I did not know these officers, but I knew people who loved them and have gotten to know members of their families over the years. My eyes have welled up several times the past week thinking about what was lost and how their loved ones were forced to forge a different path than they ever expected.
I remember turning on the TV late that night it happened. A special report came on about two officers being shot. Officer Bob Fey updated the media with a brief statement and I remember looking at his face, and knowing it was bad. I started to cry. It did not seem possible that this could happen again.
Our police department was so well-loved during those days and months that followed. In 2007, people couldn't just post their grief and condolences on social media, then go back to what they were doing. Citizens made cards and took cookies to police stations. They gave hugs. They stood outside to watch the funeral procession pass and pay respects.
I remember going back out to the Timber Ridge apartments for a report. In those first days, some neighbors drew a chalk outline of the officers in the parking lot. Perhaps it was done by children. It was artistic and respectful. It depicted their last moments. One officer beside the other, a unit.
That has stuck with me. It made me consider what the children witnessed. How they were woken up by gunshots and sirens. They saw some very disturbing images. How could they ever process all that through such young eyes? The chalk drawing washed away with the first rain, but memory of that night is permanent.
I met neighbors who struggled with living at the scene of that crime and being associated with it. Yet, it must be said -- many of them gave police a good description of the suspect.

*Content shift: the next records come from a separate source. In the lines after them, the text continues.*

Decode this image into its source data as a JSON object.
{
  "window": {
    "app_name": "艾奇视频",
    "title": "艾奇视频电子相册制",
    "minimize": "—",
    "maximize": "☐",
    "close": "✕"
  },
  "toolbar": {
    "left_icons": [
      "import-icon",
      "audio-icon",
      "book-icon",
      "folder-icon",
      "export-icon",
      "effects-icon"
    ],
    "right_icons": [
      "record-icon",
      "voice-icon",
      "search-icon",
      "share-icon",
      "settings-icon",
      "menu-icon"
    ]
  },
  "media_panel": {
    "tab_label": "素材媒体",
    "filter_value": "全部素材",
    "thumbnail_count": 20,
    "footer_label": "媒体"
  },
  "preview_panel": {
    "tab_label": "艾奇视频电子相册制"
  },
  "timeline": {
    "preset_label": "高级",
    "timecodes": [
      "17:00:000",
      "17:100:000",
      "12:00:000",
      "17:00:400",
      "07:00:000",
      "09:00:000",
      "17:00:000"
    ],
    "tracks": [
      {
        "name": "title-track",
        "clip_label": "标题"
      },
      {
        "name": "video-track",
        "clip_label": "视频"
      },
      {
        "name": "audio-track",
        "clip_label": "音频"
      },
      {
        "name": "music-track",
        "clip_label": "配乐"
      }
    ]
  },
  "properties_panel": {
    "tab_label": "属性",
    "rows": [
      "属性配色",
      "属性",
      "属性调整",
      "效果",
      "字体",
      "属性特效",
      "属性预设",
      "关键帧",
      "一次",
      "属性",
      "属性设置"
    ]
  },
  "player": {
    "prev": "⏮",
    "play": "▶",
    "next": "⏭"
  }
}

They testified in court and helped win the case with CMPD.
Officers worked through the night to gather every scrap of evidence and interview everyone possible to make sure their brothers got justice. They had to put their own shock, grief, and fear aside to get the job done.
I've learned just how much the families were affected by the years of news coverage. We covered every step of the process in-depth. It was a community story, but the families feared to see the killer's picture every time they turned on the TV or clicked around. Sensitivity matters. I can't change how things were reported back then, but I hope the families know as we reflect back on the anniversary it remains all about the service and sacrifice of Officer Sean Clark and Officer Jeff Shelton.